As a result of writing the post about feministe’s latest anti-sex-work fuckup, I’ve ended up with a long list of stuff-everyone-should-read-about related to sex-work activism. And then my computer crashed, and most of it was lost, except what I had already included in the stub that ended up becoming this post. So here is the list of items that survived the crash, and which everyone should read. And at the bottom are the twitter feeds of sex worker’s rights advocates (so you can get this kind of info yourself, if you’re on twitter):
http://thinkprogress.org/economy/2013/09/11/2606691/strippers-independent-contractors/ — An example of what can happen when sex workers are able to use labor law to defend themselves from their exploiters
http://www.irinnews.org/report/98689/analysis-sex-workers-bear-brunt-of-war-on-trafficking — An article about the actual effects (rather than stated intent) of anti-trafficking enforcement in Asian countries. Excerpts:
Regardless of the objective of the operations, “rescue raids of sex establishments have exacerbated violence against sex workers and compromised their safety,” say the World Health Organization (WHO) and the Global Coalition on Women and AIDS.
The problem with the raid and rescue industry is that it uses some of the most oppressive arms of the state to target sex workers – the police […]. Whether sex workers have been trafficked or not, their understanding of what the police do is very different than that of other people because they are so often targeted as sex workers, migrants, transgender people, or for other reasons.

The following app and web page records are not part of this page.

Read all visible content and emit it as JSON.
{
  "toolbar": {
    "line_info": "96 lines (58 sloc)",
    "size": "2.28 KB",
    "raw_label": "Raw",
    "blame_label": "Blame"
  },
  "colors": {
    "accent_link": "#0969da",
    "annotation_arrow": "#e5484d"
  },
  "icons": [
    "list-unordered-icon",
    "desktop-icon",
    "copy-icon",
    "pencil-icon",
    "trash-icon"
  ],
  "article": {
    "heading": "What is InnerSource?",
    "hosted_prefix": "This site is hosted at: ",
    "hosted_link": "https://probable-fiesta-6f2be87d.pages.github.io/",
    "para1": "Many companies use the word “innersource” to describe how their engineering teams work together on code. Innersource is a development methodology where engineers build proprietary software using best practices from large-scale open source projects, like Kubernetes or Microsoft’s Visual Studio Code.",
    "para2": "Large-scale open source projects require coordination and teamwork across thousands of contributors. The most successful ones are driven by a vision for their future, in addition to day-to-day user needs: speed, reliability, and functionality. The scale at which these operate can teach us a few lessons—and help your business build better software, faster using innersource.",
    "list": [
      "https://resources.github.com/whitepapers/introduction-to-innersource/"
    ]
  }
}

http://titsandsass.com/the-merseyside-model-part-i-can-sex-worker-activists-partner-with-the-police-and-a-conservative-london-politician/ — For some contrast, what it looks like when police actually works for the protection of sex workers, not against them. Excerpts:
In Merseyside, England, violence against sex workers is treated by the police as a hate crime. This means that when a sex worker is the victim of an assault, robbery, or rape, she or he can report the incident without fear of being charged with prostitution, because the police have agreed to place a higher priority on convicting the criminals who harm sex workers over criminalizing sex workers.
As a result of this shift in policing strategies in Liverpool, the rate of conviction for crimes against sex workers rose dramatically to 83%, whereas the national average of such convictions in the UK is only 6.5%. Within only 18 months of the implementation of the hate crime policy in 2006, sex workers increased their reporting of violent crimes by 400%. Besides reducing individual acts of violence against sex workers, this shift in priorities also reduces systemic violence, by sending a message to society at large that the unique oppression faced by sex workers is not acceptable.
https://pi.library.yorku.ca/ojs/index.php/cws/article/viewFile/6408/5596 — Article published in Canadian Woman Studies in 2003, about the panicked reaction to increased migration (a rather predictable outcome of globalization). Excerpts:
The current moment of globalization is witnessing an extraordinary movement of people, legitimate and illegitimate, across national and international borders. These movements are exposing the porosity of borders, the transnational reality of subaltern existence, and the contingent foundations of international law. And this global movement of people has created a panic across borders- a panic which is manifesting itself in the strengthening of border controls, tightening of immigration laws and casting of the “Other” as a threat to the security of the (First World) nation-state.
Women’s cross-border movements continue to be addressed primarily through anti-trafficking discourse at the international, regional, and domestic level. […] women, especially from the postcolonial world, are cast as either victims, incapable of decisionmaking or consenting, sexual deviants, disrupting the moral and social fabric of the sexually sanitized West and or dangerous “Others,” threatening the security of the nation state
The disadvantaged migrant woman becomes the ideal worker from the standpoint of capital and integral to sustaining the current structure of the economy. This situation of illegality and disadvantage also renders migrant women vulnerable to exploitative and forced labour like conditions of work.
http://rhrealitycheck.org/article/2010/12/16/draft-normal-husband-beat-wife-workers-domestic-violence-cambodia — Article about how Cambodian society treats domestic violence as a private dispute, with negative consequences for sex workers, and the organization that fights this. Excerpts:
Solving violence committed by husbands and partners is very difficult. Sometimes the [Cambodian Prostitute Union] calls the police to intervene when members have experienced domestic violence. Officers then come to the house and say to the husband: ‘If you do this again, we will arrest you.’ But the next day they will say that domestic violence is a family matter that should be resolved in the family, and that they do not want to encourage divorce.
The CPU also assists the women to make a formal complaint to the local authorities and will accompany them to ensure that they are not discriminated against. Safe shelter with relevant women’s legal and human rights organisations will also be sought for women who experience extreme violence, at the request of the women. Whilst the CPU cannot provide direct legal assistance, it refers sex workers to supportive local legal or human rights organisations that can provide advice and a lawyer if a sex worker wishes to take the case to court.
And here are the twitter feeds of some of the sex workers and sex workers’ rights advocates from whom I’ve gotten these articles: